McDermott Will & Emery has a strategic alliance with MWE China Law Offices, a separate law firm based in Shanghai. This China Law Alert was authored by MWE China Law Offices lawyers Henry (Litong) Chen and Alex An, and McDermott lawyer Frank Schoneveld.
Recently, China’s National Development and Reform Commission (NDRC) imposed large fines on two pharmaceutical distributors. This move indicates the enforcement agency, which supervises price-related monopolistic practices, is beginning to take a more active role in enforcing the country’s Anti-Monopoly Law.
China’s National Development and Reform Commission (NDRC), the enforcement agency that supervises price-related monopolistic practices, imposed huge fines on two pharmaceutical distributors recently. This news was released 14 November 2011, just days after the NDRC revealed its investigation into suspected anti-competitive behaviour of China Unicom and China Telecom, two giant, state-owned telecommunication companies. (See China Cracks Down on Anti-Competitive Practices of Major State-Owned Enterprises for more information.) China’s Anti-Monopoly Law has been effective for more than three years. The Ministry of Commerce, another agency responsible for merger control aspects of the Anti-Monopoly Law, has been very active, while the NDRC has engaged in only limited enforcement activity. Now it seems the NDRC is beginning to bear its teeth.
In the NDRC’s most recent action, two pharmaceutical distributors, Shandong Weifang Shuntong Pharmaceutical Co. Ltd. and Weifang Huaxin Medicine Trading Co. Ltd., were found to have dramatically raised the price and monopolized the supply of promethazine hydrochloride, a raw material of the compound reserpine, which is a medicine included in China’s essential drug list for high blood pressure treatment. Annually in China more than 10 million patients, mostly low- and middle-income earners, consume in total 8 to 9 billion reserpine tablets.
According to news released on NDRC’s website on 9 June 2011, the two distributors concluded an exclusive distribution agreement with the only two producers of promethazine hydrochloride in the Chinese market. The agreements stipulated that the two producers of promethazine hydrochloride could not supply the products to any third parties without their approval. After controlling the supply for promethazine hydrochloride through such exclusive arrangements, the two distributors raised the price from less than RMB 200 to a range of between RMB 300–1,350. Many producers of compound reserpine tablets could not afford such price hikes and were forced to cease production in July 2011. This endangered the supply of compound reserpine tablets and resulted in a serious price increase.

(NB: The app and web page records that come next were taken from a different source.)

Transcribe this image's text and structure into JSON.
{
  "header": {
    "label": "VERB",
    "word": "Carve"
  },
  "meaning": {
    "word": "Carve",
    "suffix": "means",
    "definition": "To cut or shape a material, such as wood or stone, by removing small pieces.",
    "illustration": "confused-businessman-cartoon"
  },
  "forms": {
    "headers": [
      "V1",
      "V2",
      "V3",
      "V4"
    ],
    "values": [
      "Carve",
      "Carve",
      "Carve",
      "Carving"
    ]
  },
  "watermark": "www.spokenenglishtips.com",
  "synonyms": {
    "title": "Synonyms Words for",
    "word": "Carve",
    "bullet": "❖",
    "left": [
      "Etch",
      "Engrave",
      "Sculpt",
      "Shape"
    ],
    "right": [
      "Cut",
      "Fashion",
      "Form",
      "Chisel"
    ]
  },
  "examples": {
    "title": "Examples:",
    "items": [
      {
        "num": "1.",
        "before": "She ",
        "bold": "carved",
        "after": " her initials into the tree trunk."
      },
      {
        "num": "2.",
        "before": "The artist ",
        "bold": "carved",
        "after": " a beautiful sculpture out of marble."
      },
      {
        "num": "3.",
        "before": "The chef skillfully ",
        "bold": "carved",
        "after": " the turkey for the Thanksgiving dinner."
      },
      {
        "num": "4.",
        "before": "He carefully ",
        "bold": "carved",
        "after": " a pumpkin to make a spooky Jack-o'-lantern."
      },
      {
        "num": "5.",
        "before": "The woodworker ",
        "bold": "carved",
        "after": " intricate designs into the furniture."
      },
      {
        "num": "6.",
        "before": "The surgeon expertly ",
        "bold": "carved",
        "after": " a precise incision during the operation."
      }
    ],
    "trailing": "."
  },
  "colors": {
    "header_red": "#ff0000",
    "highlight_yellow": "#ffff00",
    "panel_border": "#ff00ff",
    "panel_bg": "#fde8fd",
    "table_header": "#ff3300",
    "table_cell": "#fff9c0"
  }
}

The announcement by the NDRC does not make it clear as to the exact basis for imposing sanctions. It seems that the two distributors were considered dominant on the market for the supply of promethazine hydrochloride and could have been found to have abused that dominance by selling at unfairly high prices, contrary to Article 17 of the Anti-Monopoly Law. There is also a possibility the NDRC considered that each of the exclusive supply agreements was an agreement between competitors limiting sales of promethazine hydrochloride contrary to Article 13 of the Anti-Monopoly Law.
Pursuant to the Anti-Monopoly Law, NDRC ordered the two distributors to terminate the exclusive agreements immediately and imposed fines of RMB 6.877 million (USD 1.08 million) on Shuntong (including confiscated illegal gains of RMB 3.77 million) and RMB 152,600 on Huaxin (including confiscated illegal gains of RMB 52,600).
Those doing business in China should be particularly careful when entering into exclusivity arrangements with suppliers and distributors. In this case, another regulator under the Anti-Monopoly Law, the State Administration for Industry and Commerce (SAIC) could also have taken action against the agreement because it would have breached Article 7 of SAIC Regulation 53/2010, which prohibits competitors from jointly restricting a supplier from doing business with other competitors. Further, once the distributors became jointly dominant on the market for the supply of the raw material, Article 5 of SAIC Regulation 54/2010 would, unless there was good justification, prohibit either of the distributors from requiring the suppliers to deal exclusively only with one of the distributors.